Brian: That’s a great point. And we had an audience member ask, Is now not a good time to buy single family homes? And it’s not that it’s a bad time to buy. It’s financing is expensive right now. Right. And getting more so every month as the Federal Reserve keeps raising interest rates. So that is a pinch. But that doesn’t mean that there aren’t opportunities. And in fact, that in itself can be an opportunity if you go out and buy in cash, if you have the money or if you negotiate, say, seller financing, or if you sometimes you can negotiate with sellers to assume their loan could work out like a wraparound mortgage, something like that. And if you’re not familiar with how wraparound mortgages work, we have an article explaining that. But yeah.
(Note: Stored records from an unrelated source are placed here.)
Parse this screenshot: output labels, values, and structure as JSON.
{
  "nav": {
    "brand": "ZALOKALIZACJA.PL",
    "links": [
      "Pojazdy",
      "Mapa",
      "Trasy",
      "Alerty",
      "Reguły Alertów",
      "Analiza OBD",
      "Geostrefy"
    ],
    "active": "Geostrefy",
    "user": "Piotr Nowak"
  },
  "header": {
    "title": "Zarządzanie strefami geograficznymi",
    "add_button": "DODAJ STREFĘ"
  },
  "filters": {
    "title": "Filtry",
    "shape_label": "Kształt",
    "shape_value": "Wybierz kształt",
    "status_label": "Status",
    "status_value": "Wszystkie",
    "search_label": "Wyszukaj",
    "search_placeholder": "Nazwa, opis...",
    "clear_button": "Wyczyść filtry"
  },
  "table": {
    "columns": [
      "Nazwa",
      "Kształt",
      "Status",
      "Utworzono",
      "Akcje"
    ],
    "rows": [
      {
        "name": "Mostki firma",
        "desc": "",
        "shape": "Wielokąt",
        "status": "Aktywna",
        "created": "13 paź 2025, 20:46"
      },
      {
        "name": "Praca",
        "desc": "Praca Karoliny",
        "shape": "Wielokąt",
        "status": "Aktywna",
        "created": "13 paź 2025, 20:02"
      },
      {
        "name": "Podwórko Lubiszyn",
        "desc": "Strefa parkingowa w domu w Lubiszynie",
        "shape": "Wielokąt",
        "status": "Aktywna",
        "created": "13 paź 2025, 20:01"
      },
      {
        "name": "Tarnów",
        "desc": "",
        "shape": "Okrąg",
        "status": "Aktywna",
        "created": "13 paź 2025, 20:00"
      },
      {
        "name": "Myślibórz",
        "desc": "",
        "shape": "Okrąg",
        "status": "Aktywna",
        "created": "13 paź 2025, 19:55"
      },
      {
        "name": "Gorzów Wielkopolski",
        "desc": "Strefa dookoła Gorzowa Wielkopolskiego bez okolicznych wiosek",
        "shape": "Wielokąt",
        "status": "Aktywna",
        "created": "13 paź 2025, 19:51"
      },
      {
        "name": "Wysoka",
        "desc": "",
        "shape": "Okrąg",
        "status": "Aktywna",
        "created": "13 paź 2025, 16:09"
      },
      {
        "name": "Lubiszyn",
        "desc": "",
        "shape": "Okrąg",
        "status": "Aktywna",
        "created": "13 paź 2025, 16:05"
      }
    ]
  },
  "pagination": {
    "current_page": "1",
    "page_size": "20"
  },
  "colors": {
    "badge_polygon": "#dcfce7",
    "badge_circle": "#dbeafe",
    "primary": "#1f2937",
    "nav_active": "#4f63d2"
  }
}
So it’s not a bad time to buy necessarily…
Deni: You can also negotiate prices…
Brian: Especially if you’re in a position to buy in cash. Yeah. Cash. Cash is king all the time, but it’s really king when interest rates are high. So we added a link in the comments, by the way, to where you can learn more about wraparound mortgages, which in this environment are great. You definitely want to learn how to negotiate seller financing, negotiate, wrap around mortgages with the seller. So.
Brian: All right. To recap, the three recession resistant investments that we went over today are self-storage facilities, mobile home parks and campgrounds / RV parks. And the half was rental properties and apartment complexes, residential properties, basically. Deni, final thoughts before we wrap things up?
Deni: No, I think I think you covered it. I think those are all good things. We talk about diversification all the time. I do believe and I hold a rental of my own, but I also think it’s good to diversify into these items as well.
Brian: Absolutely. One, one final thought, and I certainly don’t want to get political, especially on an Election Day.
Deni: Oh, voting day!
Brian: Yeah, right. Yeah, exactly. But one thing that has given me a little bit of pause since the pandemic was the eviction moratoriums. And if a very deep recession were to hit the US, I worry that some markets, you know, particularly very tenant friendly markets, might institute another eviction moratorium. So that’s one more reason why Deni and I talk all the time about how you want to invest in investor friendly markets, landlord friendly markets. You know, it’s one thing to live in tenant friendly markets and many people want to live and friendly markets. And I certainly would not discourage anyone from doing that. But when it comes to investing your money for better returns and lower risk, look for landlord friendly markets and investor friendly markets.
Brian: All right. On that note, we’re going to call it a day. We’ll see you guys next week. Have a good one.
Deni: Have a good week, bye!